His daughter, to her credit, learns not to judge but sinks nevertheless into a bog of indifference. As if in a dream, Pauline watches as people she hardly knows pass through her field of vision. On one particular day, her purse holds a number of items vital to others: letters used for blackmail, a train ticket, and money to pay off the blackmailer. But Pauline, on the courier, never learns the outcome of the intrigue. René Dufour, the son of Pauline's best friend Hélène Dufour, is the weak-willed protagonist of "Entre-Deux-Mers."
When Hélène abandons her husband and young son to marry an American millionaire, René flounders for the next two decades, moving indifferently from one place to the next, one girlfriend to the next. He takes a serious interest in nothing and no one until he meets Bianca, a new mother—perhaps in the double sense of the phrase—who becomes his first sexual partner and for whom he steals a large sum of money from his father. Neither his own mother nor Bianca, however, is able to fill the void in René's life. Only when his father steps aside, leaving René to manage the family winery, does his life acquire direction. The pace of the narrative picks up notably in "The Capitals of the World," as the author begins virtually to bombard the reader with thematic material.

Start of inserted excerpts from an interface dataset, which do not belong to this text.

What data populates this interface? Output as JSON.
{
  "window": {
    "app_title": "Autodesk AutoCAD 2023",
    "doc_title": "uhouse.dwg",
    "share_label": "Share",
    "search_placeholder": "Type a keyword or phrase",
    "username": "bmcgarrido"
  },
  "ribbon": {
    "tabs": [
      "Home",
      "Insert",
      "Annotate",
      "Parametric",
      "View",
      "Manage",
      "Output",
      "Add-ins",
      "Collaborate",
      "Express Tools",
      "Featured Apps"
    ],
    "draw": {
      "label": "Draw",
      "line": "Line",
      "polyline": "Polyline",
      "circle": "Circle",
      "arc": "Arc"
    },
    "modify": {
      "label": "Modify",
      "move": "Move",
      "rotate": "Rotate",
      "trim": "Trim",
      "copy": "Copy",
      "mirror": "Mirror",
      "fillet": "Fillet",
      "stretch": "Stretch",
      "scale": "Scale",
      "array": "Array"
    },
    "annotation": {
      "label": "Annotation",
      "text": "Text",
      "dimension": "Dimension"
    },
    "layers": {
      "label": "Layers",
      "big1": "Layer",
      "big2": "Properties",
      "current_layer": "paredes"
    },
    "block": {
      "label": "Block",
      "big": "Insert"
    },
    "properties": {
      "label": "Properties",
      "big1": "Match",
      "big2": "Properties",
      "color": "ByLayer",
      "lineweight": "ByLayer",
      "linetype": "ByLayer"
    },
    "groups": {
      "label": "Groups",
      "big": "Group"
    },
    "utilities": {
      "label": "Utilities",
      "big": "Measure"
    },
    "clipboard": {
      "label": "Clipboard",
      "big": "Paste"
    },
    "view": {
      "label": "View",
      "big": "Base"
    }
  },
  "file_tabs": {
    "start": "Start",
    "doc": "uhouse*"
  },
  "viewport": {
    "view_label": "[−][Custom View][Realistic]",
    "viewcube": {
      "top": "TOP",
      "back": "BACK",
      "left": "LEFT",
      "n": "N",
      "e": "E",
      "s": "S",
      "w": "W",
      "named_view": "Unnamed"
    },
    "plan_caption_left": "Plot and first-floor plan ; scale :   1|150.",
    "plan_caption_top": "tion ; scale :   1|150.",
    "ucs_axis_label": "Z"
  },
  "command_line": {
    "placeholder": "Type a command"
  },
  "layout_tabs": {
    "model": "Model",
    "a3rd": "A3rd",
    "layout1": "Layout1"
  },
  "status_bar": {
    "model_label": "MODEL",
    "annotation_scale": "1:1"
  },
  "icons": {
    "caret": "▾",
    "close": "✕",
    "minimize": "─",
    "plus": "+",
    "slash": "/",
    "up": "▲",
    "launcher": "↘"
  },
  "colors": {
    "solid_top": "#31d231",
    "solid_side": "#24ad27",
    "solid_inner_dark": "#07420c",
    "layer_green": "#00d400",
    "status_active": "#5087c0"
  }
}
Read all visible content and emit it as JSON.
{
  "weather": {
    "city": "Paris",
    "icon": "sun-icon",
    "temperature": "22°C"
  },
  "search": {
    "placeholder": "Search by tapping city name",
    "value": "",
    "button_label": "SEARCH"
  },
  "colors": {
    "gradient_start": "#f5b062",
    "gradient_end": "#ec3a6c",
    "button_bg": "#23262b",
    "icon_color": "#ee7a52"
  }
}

Every other sentence underscores the anonymity of human existence, the failure of individuals to penetrate the lives of others. The American-born Lillian Skalnick, Hélène's stepdaughter, takes a whirlwind tour of Europe, skimming the surfaces of a number of French, Spanish, and Italian cities. She is an attractive, intelligent woman, and several men attempt to draw her into their lives. She always slips away but garners something from each encounter. "General truths like at the bottom of all behavior," she maintains. And, indeed, Lillian rises to the occasion of life more successfully than does either Pauline or René. What are the general truths taught by the characters of Bordeaux? although the author does not provide a precise answer, perhaps she offers a hint with the novel's title: a city, symbolic of modern reality, star and desolate like the Edward Hopper painting Rome by the Sea, which is featured on the book's cover.
The reader must ultimately ask and answer the question: what is Bordeaux? A fine wine, like the one Pauline receives in payment for her services: "That dark red liquid, full of light, of shadows and tints, conferr[ing] a sense of security and risk...its flavor [like] nothing else"? Or is it a town? Or, more obliquely, an often-cited example of metonymy? The last of these is particularly instructive, since the lives recounted in Bordeaux function according to the principle of proximity rather than commonality, which seems, to me at least, to be the general truth contained in Bordeaux's "permanent bustle." Bordeaux is an outstanding novel, and Francisca González-Arias's translation does it justice. I recommend it to all fiction enthusiasts. [Kay Pritchett, World Literature Today]